Genetically Improved Live Vaccines
Emerging insights in molecular pathogenesis of many infectious diseases make it possible to attenuate microorganisms very efficiently nowadays. By mak-ing multiple deletions the risk of reversion to a virulent state during production or after administra-tion can be virtually eliminated. A prerequisite for attenuation by genetic engineering is that the factors responsible for virulence and the life cycle of the pathogen are known in detail. It is also obvious that the protective antigens must be known: attenuation must not result in reduced immunogenicity.
An example of an improved live vaccine obtained by homologous genetic engineering is an experimental, oral cholera vaccine. An effective cholera vaccine should induce a local, humoral response in order to prevent colonization of the small intestine. Initial trials with Vibrio cholerae cholera toxin (CT) mutants caused mild diarrhea, which was thought to be caused by the expression of accessory toxins. A natural mutant was isolated that was negative for these toxins. Next, CT was detoxified by rDNA technology. The resulting vaccine strain, called CVD 103, is well tolerated by volunteers (Suharyono et al., 1992; Tacket et al., 1999) and challenge experiments with adult volunteers showed protection (Garcia et al., 2005).
Genetically attenuated live vaccines have the general drawbacks mentioned in the section “Live Attenuated Vaccines.” For these reasons, it is not surprising that homologous engineering is mainly restricted to pathogens that are used as starting materials for the production of subunit vaccines (see section “Genetically Improved Subunit Vaccines,” below).

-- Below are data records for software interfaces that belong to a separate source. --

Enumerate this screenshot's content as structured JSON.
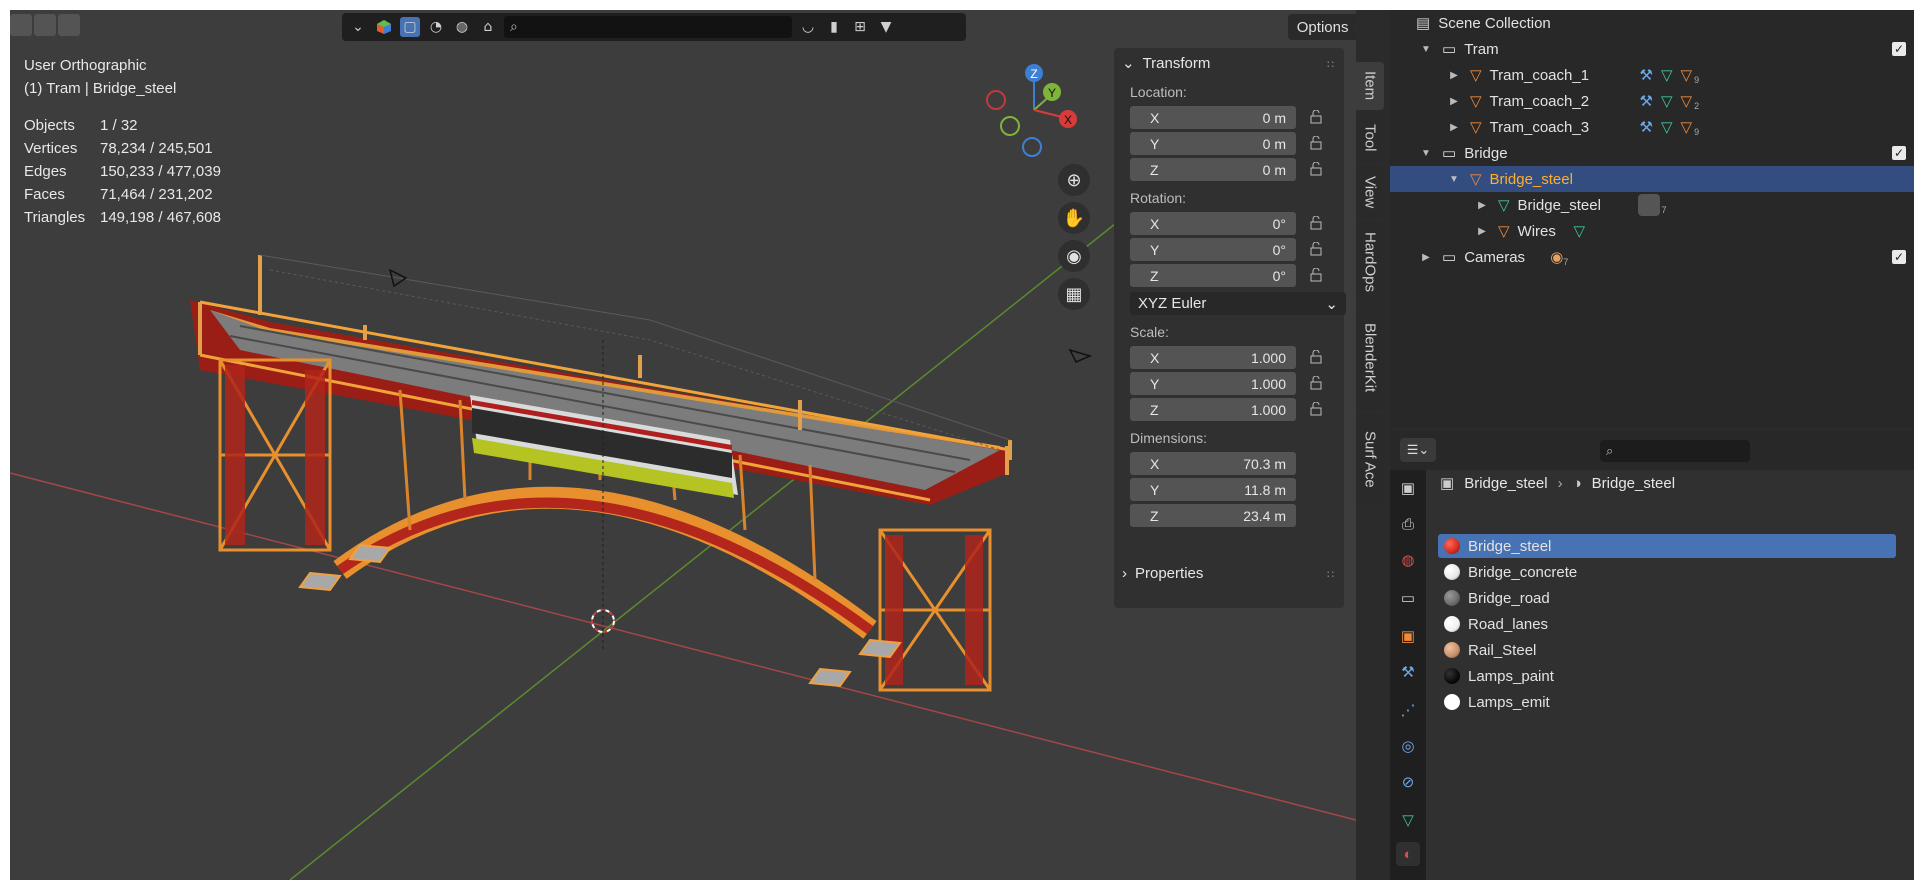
{
  "viewport": {
    "view_name": "User Orthographic",
    "context": "(1) Tram | Bridge_steel",
    "stats": [
      {
        "label": "Objects",
        "value": "1 / 32"
      },
      {
        "label": "Vertices",
        "value": "78,234 / 245,501"
      },
      {
        "label": "Edges",
        "value": "150,233 / 477,039"
      },
      {
        "label": "Faces",
        "value": "71,464 / 231,202"
      },
      {
        "label": "Triangles",
        "value": "149,198 / 467,608"
      }
    ],
    "options_label": "Options",
    "gizmo_axes": {
      "z": "Z",
      "y": "Y",
      "x": "X"
    }
  },
  "npanel": {
    "transform_title": "Transform",
    "location_label": "Location:",
    "location": [
      {
        "axis": "X",
        "value": "0 m"
      },
      {
        "axis": "Y",
        "value": "0 m"
      },
      {
        "axis": "Z",
        "value": "0 m"
      }
    ],
    "rotation_label": "Rotation:",
    "rotation": [
      {
        "axis": "X",
        "value": "0°"
      },
      {
        "axis": "Y",
        "value": "0°"
      },
      {
        "axis": "Z",
        "value": "0°"
      }
    ],
    "rotation_mode": "XYZ Euler",
    "scale_label": "Scale:",
    "scale": [
      {
        "axis": "X",
        "value": "1.000"
      },
      {
        "axis": "Y",
        "value": "1.000"
      },
      {
        "axis": "Z",
        "value": "1.000"
      }
    ],
    "dimensions_label": "Dimensions:",
    "dimensions": [
      {
        "axis": "X",
        "value": "70.3 m"
      },
      {
        "axis": "Y",
        "value": "11.8 m"
      },
      {
        "axis": "Z",
        "value": "23.4 m"
      }
    ],
    "properties_title": "Properties",
    "tabs": [
      "Item",
      "Tool",
      "View",
      "HardOps",
      "BlenderKit",
      "Surf Ace"
    ]
  },
  "outliner": {
    "root": "Scene Collection",
    "rows": [
      {
        "label": "Tram",
        "sub": ""
      },
      {
        "label": "Tram_coach_1",
        "sub": "9"
      },
      {
        "label": "Tram_coach_2",
        "sub": "2"
      },
      {
        "label": "Tram_coach_3",
        "sub": "9"
      },
      {
        "label": "Bridge",
        "sub": ""
      },
      {
        "label": "Bridge_steel",
        "sub": ""
      },
      {
        "label": "Bridge_steel",
        "sub": "7"
      },
      {
        "label": "Wires",
        "sub": ""
      },
      {
        "label": "Cameras",
        "sub": "7"
      }
    ]
  },
  "properties": {
    "breadcrumb_object": "Bridge_steel",
    "breadcrumb_material": "Bridge_steel",
    "materials": [
      {
        "name": "Bridge_steel",
        "color": "#d42a1c"
      },
      {
        "name": "Bridge_concrete",
        "color": "#e8e8e8"
      },
      {
        "name": "Bridge_road",
        "color": "#6a6a6a"
      },
      {
        "name": "Road_lanes",
        "color": "#f0f0f0"
      },
      {
        "name": "Rail_Steel",
        "color": "#c7906a"
      },
      {
        "name": "Lamps_paint",
        "color": "#0a0a0a"
      },
      {
        "name": "Lamps_emit",
        "color": "#ffffff"
      }
    ]
  },
  "colors": {
    "selection_orange": "#ffaf29",
    "selected_row": "#334d80",
    "selected_material": "#4772b3",
    "bridge_red": "#c0281c"
  }
}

A way to improve the safety or efficacy of vaccines is to use live, avirulent or attenuated organisms as acarrier to express protective antigens from a pathogen. Both bacteria and viruses can be used for this purpose; some of them are listed in Table 5. Live vectored vaccines are created by recombinant tech-nology, wherein one or more genes of the vector organism are replaced by one or more protective genes from the pathogen. Administration of such live vectored vaccines results in efficient and prolonged expression of the antigenic genes either by the vaccinated individual’s own cells or by the vector organism itself (e.g., in case of bacteria as carriers).

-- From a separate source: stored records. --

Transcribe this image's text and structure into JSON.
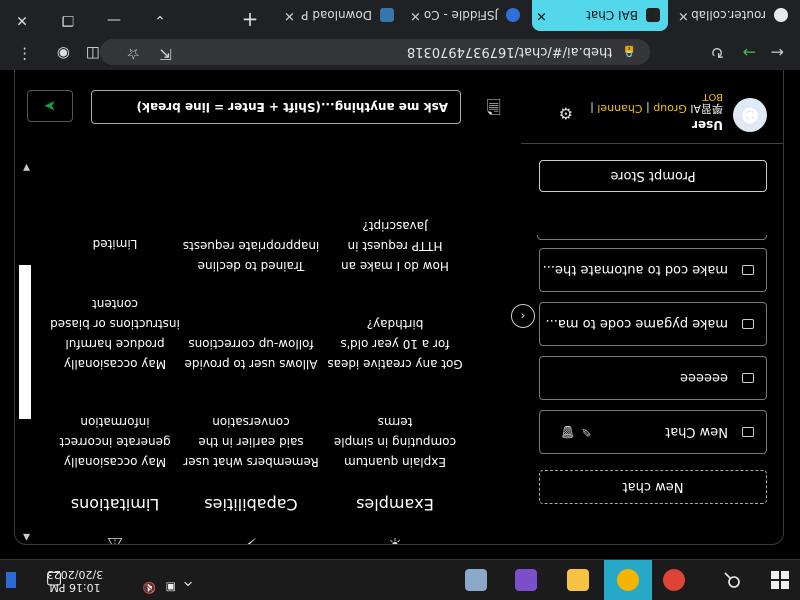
{
  "taskbar": {
    "clock_time": "10:16 PM",
    "clock_date": "3/20/2023",
    "tray_expand": "^",
    "apps": [
      {
        "name": "chrome-icon",
        "color": "#db4437"
      },
      {
        "name": "browser-icon",
        "color": "#f4b400"
      },
      {
        "name": "file-explorer-icon",
        "color": "#f6c243"
      },
      {
        "name": "visual-studio-icon",
        "color": "#7b4fc9"
      },
      {
        "name": "app-icon",
        "color": "#8aa9c8"
      }
    ]
  },
  "sidebar": {
    "new_chat": "New chat",
    "chats": [
      {
        "label": "New Chat",
        "active": true
      },
      {
        "label": "eeeeee"
      },
      {
        "label": "make pygame code to ma..."
      },
      {
        "label": "make cod to automate the..."
      }
    ],
    "prompt_store": "Prompt Store",
    "user": {
      "name": "User",
      "chinese": "學習AI",
      "group": "Group",
      "separator": "|",
      "channel": "Channel",
      "bot": "BOT"
    }
  },
  "main": {
    "columns": [
      {
        "icon": "sun-icon",
        "title": "Examples",
        "items": [
          "Explain quantum computing in simple terms",
          "Got any creative ideas for a 10 year old's birthday?",
          "How do I make an HTTP request in Javascript?"
        ]
      },
      {
        "icon": "lightning-icon",
        "title": "Capabilities",
        "items": [
          "Remembers what user said earlier in the conversation",
          "Allows user to provide follow-up corrections",
          "Trained to decline inappropriate requests"
        ]
      },
      {
        "icon": "warning-icon",
        "title": "Limitations",
        "items": [
          "May occasionally generate incorrect information",
          "May occasionally produce harmful instructions or biased content",
          "Limited"
        ]
      }
    ],
    "input_placeholder": "Ask me anything...(Shift + Enter = line break)"
  },
  "browser": {
    "url": "theb.ai/#/chat/1679374970318",
    "tabs": [
      {
        "title": "router.collab",
        "color": "#e8e8e8"
      },
      {
        "title": "BAI Chat",
        "color": "#222222",
        "active": true
      },
      {
        "title": "JSFiddle - Co",
        "color": "#2f6fd6"
      },
      {
        "title": "Download P",
        "color": "#3776ab"
      }
    ]
  }
}
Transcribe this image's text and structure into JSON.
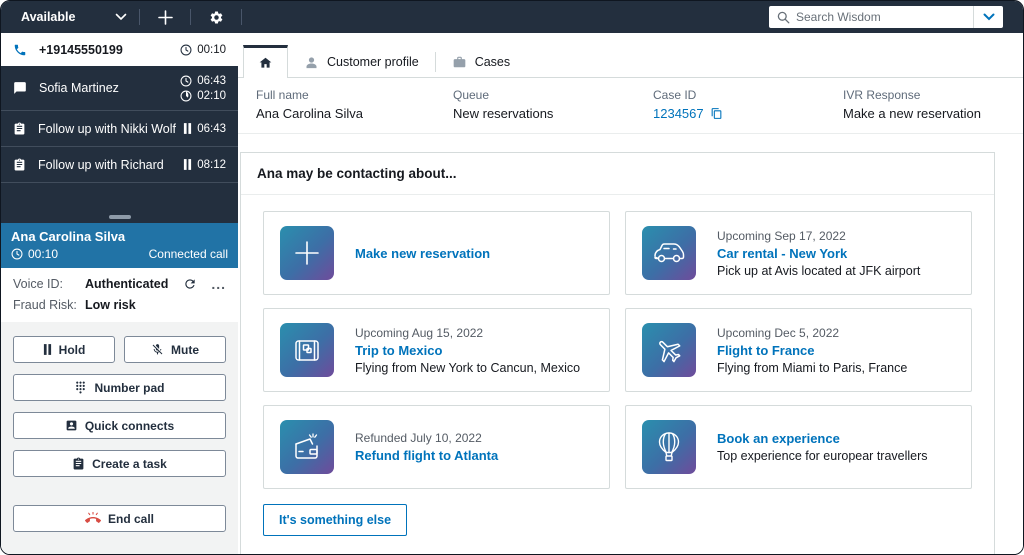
{
  "topbar": {
    "status": "Available",
    "search_placeholder": "Search Wisdom"
  },
  "contacts": [
    {
      "name": "+19145550199",
      "type": "voice",
      "time1": "00:10",
      "active": true
    },
    {
      "name": "Sofia Martinez",
      "type": "chat",
      "time1": "06:43",
      "time2": "02:10"
    },
    {
      "name": "Follow up with Nikki Wolf",
      "type": "task",
      "time1": "06:43"
    },
    {
      "name": "Follow up with Richard",
      "type": "task",
      "time1": "08:12"
    }
  ],
  "call_panel": {
    "customer_name": "Ana Carolina Silva",
    "duration": "00:10",
    "status": "Connected call",
    "voice_id_label": "Voice ID:",
    "voice_id_value": "Authenticated",
    "fraud_risk_label": "Fraud Risk:",
    "fraud_risk_value": "Low risk",
    "ellipsis": "..."
  },
  "controls": {
    "hold": "Hold",
    "mute": "Mute",
    "number_pad": "Number pad",
    "quick_connects": "Quick connects",
    "create_task": "Create a task",
    "end_call": "End call"
  },
  "tabs": {
    "customer_profile": "Customer profile",
    "cases": "Cases"
  },
  "contact_info": {
    "fields": [
      {
        "label": "Full name",
        "value": "Ana Carolina Silva"
      },
      {
        "label": "Queue",
        "value": "New reservations"
      },
      {
        "label": "Case ID",
        "value": "1234567"
      },
      {
        "label": "IVR Response",
        "value": "Make a new reservation"
      }
    ]
  },
  "suggestions": {
    "title": "Ana may be contacting about...",
    "cards": [
      {
        "icon": "plus-icon",
        "subtitle": "",
        "title": "Make new reservation",
        "description": ""
      },
      {
        "icon": "car-icon",
        "subtitle": "Upcoming Sep 17, 2022",
        "title": "Car rental - New York",
        "description": "Pick up at Avis located at JFK airport"
      },
      {
        "icon": "suitcase-icon",
        "subtitle": "Upcoming Aug 15, 2022",
        "title": "Trip to Mexico",
        "description": "Flying from New York to Cancun, Mexico"
      },
      {
        "icon": "plane-icon",
        "subtitle": "Upcoming Dec 5, 2022",
        "title": "Flight to France",
        "description": "Flying from Miami to Paris, France"
      },
      {
        "icon": "wallet-icon",
        "subtitle": "Refunded July 10, 2022",
        "title": "Refund flight to Atlanta",
        "description": ""
      },
      {
        "icon": "balloon-icon",
        "subtitle": "",
        "title": "Book an experience",
        "description": "Top experience for europear travellers"
      }
    ],
    "something_else": "It's something else"
  },
  "colors": {
    "topbar_bg": "#232f3e",
    "connected_header_bg": "#2173a6",
    "link_blue": "#0073bb",
    "end_call_red": "#d84c43",
    "tile_gradient_start": "#2a8fae",
    "tile_gradient_end": "#6f4b9b"
  }
}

Most experience has been acquired with vaccinia virus by using the principle that is schematically shown in Figure 5. Advantages of vaccinia virus as vector include (i) its proven safety in humans as a smallpox vaccine, (ii) the possibility for multiple immunogen expression, (iii) the ease of production, (iv) its relative heat-resistance, and (v) its various possible administration routes. A multi-tude of live recombinant vaccinia vaccines with viral and tumor antigens have been constructed (Sutter and Staib, 2003), several of which have been tested in the clinic. It has been demonstrated that the products of genes coding for viral envelope proteins can be correctly processed and inserted into the plasma membrane of infected cells. Problems related with the side effects or immunogenicity of vaccinia virus may be circumvented by the use of attenuated strains or poxviruses with a non-human natural host.
Adenoviruses can also be used as vaccine vectors. Adenoviruses have several characteristics that make them suitable as vaccine vectors: (i) They can infect a broad range of both dividing and non-dividing mammalian cells; (ii) transgene expression is generally high and can be further increased by using heterologous promoter sequences; (iii) adenovirus vectors are mostly replica-tion deficient and do not integrate their genomes into the chromosomes of host cells, making these vectors very safe to use; (iv) upon parenteral administration, adenovirus vectors induce strong immunity and evoke both humoral and cellular responses against the expressed antigen. A number of clinical trials with human adenovirus vectors (HAd5) expressing anti-gens of Ebola virus, human immunodeficiency virus (HIV) and severe acute respiratory syndrome as vaccines against these diseases are currently in progress (Bangari and Mittal, 2006).
A major limitation of the use of live vectored vaccines is the prevalence of preexisting immunity against the vector itself, which could neutralize the vaccine before the immune system can be primed. Such preexisting immunity has been described for adenoviral vectors, for which the prevalence of neutralizing antibodies can be as high as 90% of the total population. The use of strains with no or low prevalence of preexisting immunity as live vectors is therefore recommended (Holterman et al., 2004; Bangari and Mittal, 2006).